(Records contained in a dataset)
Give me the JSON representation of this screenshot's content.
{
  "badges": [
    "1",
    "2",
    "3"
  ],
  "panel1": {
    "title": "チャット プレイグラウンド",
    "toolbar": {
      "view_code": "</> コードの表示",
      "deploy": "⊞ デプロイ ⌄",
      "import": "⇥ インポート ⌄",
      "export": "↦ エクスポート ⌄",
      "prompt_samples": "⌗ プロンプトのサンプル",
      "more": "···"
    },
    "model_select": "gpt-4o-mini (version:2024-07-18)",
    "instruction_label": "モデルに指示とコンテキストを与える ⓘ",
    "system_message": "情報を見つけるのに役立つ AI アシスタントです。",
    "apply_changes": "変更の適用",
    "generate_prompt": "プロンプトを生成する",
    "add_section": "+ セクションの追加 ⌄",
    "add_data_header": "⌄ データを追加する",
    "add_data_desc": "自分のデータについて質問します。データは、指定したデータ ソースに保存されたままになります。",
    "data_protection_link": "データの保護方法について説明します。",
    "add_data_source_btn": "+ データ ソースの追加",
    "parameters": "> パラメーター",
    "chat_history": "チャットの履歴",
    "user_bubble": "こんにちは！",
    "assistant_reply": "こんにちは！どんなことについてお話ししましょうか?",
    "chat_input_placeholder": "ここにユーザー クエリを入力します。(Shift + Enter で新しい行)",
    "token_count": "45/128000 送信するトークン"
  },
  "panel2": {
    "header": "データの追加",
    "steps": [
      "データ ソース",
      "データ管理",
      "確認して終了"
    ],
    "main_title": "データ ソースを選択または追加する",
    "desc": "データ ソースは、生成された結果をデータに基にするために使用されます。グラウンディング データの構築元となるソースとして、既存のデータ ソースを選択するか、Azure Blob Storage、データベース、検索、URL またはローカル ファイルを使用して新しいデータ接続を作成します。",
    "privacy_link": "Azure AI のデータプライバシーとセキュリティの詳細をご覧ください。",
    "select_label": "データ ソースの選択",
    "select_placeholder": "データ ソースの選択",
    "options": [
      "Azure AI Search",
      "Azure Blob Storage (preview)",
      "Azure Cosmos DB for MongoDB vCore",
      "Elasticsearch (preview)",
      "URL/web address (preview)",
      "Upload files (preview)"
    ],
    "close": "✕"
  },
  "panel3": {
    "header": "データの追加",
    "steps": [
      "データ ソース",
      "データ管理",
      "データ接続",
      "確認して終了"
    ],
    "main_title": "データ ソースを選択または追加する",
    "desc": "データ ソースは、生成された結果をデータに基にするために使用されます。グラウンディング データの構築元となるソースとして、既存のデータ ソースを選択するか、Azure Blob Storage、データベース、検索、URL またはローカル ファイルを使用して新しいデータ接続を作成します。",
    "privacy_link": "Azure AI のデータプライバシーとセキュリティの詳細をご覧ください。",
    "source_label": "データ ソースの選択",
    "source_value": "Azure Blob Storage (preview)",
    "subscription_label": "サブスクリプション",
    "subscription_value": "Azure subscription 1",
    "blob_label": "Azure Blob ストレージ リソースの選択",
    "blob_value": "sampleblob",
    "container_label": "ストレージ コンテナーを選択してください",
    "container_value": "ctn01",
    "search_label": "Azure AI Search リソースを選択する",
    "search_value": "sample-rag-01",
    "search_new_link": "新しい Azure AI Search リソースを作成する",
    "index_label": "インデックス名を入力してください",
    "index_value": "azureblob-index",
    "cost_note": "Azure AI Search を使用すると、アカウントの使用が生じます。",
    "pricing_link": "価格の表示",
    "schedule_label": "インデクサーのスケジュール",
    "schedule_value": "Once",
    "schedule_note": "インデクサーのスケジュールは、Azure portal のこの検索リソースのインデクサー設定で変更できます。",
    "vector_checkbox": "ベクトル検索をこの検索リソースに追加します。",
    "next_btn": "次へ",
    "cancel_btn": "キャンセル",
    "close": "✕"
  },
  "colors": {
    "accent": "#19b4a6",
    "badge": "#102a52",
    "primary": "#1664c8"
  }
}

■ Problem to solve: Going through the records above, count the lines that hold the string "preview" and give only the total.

■ Task answer: 5